After all, I wanted to finish the book, right!? In retrospect I am more annoyed with myself for wasting valuable time and energy in allowing it kabil happen!
Compared to “A Thousand Splendid Suns” written by Khaled Hosseini, this was a memoir, an optimistic attempt by a writer to cross the bridge between being an investigative journalist to novelist and just not succeeding very well. It is not a type of biography either, and not even remotely on par with a real novelist such as Hosseini, who wrote from within his own community to start off with.
But okay, so it wasn’t a novel, so let me at least credit the author for her effort: It is an in-depth look at the typical Afghan family experiencing and surviving different occupations of their country. The fact that she stayed three months with Sultan, the book seller, and his extended family, allowed her insight into their lives that is not showered upon many westerners.
Although she is not present in the book, the situation is presented from her viewpoint. It is splashed all over the book. Her observations are detailed. The book highlights the effect of suppression on human lives. In this case, kabuul of choice for the men, mostly,was taken away first by the Communists, then Mujahedeen and lastly the Taliban.
Women never had any freedom neither choice anyway. The impact on the people is enormous as far as restructuring their lives is concerned.

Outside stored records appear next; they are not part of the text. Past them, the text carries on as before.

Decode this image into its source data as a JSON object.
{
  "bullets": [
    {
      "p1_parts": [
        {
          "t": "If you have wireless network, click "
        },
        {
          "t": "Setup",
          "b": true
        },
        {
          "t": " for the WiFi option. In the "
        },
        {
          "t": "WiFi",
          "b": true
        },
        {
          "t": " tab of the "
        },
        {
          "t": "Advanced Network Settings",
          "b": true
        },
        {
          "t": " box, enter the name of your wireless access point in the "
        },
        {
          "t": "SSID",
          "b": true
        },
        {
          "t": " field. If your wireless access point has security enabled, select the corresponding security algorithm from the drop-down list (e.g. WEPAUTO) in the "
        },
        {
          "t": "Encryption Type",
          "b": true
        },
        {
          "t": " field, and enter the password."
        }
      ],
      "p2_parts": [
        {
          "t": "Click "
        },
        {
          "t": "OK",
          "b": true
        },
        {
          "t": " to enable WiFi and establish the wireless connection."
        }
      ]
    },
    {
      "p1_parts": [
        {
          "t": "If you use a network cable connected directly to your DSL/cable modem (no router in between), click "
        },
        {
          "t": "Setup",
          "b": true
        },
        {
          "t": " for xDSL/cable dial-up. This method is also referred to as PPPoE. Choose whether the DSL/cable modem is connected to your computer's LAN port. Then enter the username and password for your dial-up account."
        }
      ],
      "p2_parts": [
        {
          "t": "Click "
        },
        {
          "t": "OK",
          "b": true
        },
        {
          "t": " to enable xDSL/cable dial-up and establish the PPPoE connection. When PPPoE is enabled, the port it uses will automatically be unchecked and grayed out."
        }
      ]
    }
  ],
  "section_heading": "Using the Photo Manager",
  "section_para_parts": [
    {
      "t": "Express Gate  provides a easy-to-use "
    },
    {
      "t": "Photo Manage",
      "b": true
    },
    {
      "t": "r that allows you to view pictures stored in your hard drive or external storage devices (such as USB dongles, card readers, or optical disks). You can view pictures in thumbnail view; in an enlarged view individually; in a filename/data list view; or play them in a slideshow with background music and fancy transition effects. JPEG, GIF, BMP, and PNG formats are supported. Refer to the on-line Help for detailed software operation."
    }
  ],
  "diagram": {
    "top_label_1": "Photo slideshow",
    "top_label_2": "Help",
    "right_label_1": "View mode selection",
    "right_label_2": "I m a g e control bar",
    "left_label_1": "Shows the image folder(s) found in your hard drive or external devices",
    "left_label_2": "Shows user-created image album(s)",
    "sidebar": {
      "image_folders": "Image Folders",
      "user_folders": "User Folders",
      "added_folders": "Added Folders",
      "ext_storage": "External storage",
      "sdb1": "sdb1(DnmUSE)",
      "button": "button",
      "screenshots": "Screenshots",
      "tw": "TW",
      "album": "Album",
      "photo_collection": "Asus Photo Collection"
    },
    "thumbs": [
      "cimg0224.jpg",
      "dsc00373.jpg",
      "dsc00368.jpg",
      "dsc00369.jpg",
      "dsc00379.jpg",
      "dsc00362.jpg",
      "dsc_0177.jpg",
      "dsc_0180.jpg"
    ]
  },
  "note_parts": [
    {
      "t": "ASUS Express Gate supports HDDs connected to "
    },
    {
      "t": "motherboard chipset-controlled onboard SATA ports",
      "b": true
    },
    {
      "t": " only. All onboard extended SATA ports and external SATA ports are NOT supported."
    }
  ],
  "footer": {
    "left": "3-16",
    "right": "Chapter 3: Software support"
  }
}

But if I really want to know what is happening now, I will have to consult the internet and the Al Jazeera news channel.
It will be an extension of this book. An investigative journalistic report. I did endure until the last full stop. So you wonder libgero the book ends? Well, what do you expect?! It is always a matter of choice if you want to find out. Expectations differ from person to person, after all.
I will respect your point of view no matter what. I apologize for pushing my annoyance down your throat in case you have opted to read to this point ; View all 24 comments.
Oct 16, Gary rated it it was amazing. Asne Seirstadt writes an honest and candid account of her four months of life with an Afghan family, following the fall of the Taliban and the end of the reign of terror they subjected the Afghan people to. She spent these months with the family of Sultan Khan who- for twenty years-defied the tyranny of the Communists and then the Taliban by selling books on the black market because the tyrants did not allow books except those which subscribed to their narrow kbaul and sick ideas.